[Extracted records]
------------------------------
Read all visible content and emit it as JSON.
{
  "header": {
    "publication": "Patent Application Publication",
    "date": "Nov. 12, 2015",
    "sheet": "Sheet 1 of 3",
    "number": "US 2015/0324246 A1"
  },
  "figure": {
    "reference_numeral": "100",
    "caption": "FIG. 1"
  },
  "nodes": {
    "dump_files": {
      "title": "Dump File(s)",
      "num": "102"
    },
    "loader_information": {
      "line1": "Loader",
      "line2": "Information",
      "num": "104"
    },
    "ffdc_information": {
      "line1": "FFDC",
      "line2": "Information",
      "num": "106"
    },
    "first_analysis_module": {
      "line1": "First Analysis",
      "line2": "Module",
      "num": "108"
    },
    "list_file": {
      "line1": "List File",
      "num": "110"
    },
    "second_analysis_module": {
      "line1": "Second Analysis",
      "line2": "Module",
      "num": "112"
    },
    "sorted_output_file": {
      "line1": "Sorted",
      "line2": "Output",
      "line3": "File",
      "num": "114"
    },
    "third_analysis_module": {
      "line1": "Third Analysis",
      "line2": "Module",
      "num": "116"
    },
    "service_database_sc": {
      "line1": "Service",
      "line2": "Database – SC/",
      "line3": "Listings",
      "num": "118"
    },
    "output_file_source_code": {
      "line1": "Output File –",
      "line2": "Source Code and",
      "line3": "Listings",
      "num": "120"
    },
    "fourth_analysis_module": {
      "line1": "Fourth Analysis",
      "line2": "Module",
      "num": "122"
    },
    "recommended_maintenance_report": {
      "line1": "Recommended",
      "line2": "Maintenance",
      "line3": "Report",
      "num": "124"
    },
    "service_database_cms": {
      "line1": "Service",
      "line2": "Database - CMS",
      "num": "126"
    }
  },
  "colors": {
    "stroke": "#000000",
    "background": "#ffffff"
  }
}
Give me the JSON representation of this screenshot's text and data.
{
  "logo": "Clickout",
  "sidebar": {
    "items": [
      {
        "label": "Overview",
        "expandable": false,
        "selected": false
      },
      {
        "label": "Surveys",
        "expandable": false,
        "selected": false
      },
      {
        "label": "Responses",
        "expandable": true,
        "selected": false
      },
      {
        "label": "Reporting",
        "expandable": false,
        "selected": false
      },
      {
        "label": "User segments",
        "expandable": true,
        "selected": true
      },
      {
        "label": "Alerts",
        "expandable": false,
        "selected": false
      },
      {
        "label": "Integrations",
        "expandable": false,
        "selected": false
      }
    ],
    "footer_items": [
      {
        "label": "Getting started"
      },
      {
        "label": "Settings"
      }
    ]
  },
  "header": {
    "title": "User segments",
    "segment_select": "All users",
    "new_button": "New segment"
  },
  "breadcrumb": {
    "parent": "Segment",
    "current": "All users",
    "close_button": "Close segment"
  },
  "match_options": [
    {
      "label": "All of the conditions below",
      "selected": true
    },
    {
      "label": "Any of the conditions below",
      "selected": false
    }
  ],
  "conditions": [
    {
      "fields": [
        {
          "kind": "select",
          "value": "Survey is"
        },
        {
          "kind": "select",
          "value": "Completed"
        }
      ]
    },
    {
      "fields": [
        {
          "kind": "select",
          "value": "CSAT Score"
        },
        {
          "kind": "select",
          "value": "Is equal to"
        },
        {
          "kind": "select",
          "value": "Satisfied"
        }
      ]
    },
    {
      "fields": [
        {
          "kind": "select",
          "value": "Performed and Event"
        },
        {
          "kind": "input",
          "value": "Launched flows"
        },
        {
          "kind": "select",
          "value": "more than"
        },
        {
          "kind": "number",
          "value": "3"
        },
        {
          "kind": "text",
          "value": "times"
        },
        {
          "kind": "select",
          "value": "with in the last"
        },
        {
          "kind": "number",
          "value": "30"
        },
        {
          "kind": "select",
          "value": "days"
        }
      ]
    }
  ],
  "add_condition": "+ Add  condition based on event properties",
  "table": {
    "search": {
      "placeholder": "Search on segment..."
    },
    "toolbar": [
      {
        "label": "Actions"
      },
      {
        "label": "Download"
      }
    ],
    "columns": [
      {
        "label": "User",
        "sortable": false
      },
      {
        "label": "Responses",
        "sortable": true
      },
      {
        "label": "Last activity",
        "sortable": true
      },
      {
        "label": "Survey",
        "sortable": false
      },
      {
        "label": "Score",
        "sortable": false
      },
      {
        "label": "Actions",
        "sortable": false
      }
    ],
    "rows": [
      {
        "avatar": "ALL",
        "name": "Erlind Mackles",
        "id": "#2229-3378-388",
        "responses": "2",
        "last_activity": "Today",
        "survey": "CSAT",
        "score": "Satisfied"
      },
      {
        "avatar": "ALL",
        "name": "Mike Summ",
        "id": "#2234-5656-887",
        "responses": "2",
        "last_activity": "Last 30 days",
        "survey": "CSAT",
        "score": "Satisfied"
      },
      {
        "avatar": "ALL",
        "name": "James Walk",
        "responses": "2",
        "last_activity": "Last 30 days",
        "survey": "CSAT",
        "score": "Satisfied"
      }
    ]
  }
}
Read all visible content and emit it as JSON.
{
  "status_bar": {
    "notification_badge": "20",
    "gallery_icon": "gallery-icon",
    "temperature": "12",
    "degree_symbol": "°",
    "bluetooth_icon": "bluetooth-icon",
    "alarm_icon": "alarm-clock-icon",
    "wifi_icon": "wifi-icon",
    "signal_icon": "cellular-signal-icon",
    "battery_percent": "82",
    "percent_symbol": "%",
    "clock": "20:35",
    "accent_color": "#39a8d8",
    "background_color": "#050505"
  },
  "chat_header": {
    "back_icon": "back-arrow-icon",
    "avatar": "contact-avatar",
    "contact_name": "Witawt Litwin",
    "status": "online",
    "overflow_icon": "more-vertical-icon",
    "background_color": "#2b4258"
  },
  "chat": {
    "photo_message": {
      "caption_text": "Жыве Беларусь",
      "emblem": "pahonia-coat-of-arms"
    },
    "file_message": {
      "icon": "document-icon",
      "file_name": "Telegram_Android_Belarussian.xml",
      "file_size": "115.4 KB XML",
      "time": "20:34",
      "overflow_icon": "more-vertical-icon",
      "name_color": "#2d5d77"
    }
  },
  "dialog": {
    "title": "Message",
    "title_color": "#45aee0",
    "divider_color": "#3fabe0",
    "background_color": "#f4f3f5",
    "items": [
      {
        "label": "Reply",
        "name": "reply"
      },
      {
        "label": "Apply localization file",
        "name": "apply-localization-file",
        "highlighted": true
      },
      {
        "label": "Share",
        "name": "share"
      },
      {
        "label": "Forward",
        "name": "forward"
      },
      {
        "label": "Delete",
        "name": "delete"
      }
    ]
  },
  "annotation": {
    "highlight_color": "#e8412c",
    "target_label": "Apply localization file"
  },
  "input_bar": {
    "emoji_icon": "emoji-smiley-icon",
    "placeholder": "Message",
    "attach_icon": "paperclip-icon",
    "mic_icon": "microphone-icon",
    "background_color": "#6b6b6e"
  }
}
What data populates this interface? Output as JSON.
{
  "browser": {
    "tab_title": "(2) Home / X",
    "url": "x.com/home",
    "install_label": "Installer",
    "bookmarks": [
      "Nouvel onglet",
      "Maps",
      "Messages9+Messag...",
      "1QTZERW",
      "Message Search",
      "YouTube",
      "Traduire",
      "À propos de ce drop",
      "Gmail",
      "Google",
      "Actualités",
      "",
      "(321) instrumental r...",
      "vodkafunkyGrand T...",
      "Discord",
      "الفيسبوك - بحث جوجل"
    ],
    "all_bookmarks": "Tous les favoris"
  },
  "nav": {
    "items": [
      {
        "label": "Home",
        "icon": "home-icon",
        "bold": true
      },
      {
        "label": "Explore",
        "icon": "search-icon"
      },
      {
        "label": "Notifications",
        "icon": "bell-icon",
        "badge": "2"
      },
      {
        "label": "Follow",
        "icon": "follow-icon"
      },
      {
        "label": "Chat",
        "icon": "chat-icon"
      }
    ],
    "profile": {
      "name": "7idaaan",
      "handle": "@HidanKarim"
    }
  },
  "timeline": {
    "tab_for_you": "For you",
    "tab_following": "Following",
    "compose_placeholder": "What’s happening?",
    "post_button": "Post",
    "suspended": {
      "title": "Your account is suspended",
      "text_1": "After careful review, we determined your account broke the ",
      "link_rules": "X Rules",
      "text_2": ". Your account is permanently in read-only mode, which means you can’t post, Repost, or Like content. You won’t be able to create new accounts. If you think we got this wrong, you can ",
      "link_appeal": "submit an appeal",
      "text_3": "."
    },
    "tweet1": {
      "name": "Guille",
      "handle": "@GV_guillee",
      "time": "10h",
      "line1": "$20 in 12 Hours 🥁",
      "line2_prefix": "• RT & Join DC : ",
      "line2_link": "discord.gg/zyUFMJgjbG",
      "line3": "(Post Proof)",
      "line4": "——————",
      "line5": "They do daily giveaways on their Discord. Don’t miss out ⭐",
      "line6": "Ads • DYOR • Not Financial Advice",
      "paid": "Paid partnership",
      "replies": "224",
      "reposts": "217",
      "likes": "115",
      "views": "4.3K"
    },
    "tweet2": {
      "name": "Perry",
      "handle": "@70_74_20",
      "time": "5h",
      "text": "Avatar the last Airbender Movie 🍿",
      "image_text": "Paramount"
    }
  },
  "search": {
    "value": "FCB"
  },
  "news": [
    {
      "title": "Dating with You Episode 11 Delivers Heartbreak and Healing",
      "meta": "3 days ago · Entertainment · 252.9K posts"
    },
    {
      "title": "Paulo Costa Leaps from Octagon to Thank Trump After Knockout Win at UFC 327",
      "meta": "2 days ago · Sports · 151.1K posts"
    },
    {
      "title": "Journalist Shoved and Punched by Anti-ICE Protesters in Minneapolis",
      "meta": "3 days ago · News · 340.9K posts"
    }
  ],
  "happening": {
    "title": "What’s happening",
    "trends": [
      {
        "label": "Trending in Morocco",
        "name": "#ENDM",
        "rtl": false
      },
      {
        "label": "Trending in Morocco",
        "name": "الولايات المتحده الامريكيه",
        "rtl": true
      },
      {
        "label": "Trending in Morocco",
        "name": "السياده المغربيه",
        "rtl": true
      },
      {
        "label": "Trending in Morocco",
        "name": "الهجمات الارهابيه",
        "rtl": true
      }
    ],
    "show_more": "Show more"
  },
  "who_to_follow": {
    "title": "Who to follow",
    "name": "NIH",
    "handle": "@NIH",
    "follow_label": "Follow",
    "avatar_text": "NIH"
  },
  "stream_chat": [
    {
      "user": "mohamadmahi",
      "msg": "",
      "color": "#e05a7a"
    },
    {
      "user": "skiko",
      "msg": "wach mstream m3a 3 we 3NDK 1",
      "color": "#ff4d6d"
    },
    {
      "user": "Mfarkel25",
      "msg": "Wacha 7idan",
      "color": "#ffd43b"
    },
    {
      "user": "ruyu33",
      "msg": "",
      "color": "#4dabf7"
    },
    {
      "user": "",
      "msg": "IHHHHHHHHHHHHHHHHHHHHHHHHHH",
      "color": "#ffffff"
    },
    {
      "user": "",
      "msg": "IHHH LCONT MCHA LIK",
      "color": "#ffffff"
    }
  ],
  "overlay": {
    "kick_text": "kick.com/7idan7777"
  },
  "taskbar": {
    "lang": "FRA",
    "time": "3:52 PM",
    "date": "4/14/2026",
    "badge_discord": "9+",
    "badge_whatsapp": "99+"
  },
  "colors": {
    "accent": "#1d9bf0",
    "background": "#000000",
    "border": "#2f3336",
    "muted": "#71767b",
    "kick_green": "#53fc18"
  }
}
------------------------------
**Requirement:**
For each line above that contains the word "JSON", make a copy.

**Answer space:**
Read all visible content and emit it as JSON.
Give me the JSON representation of this screenshot's text and data.
Read all visible content and emit it as JSON.
What data populates this interface? Output as JSON.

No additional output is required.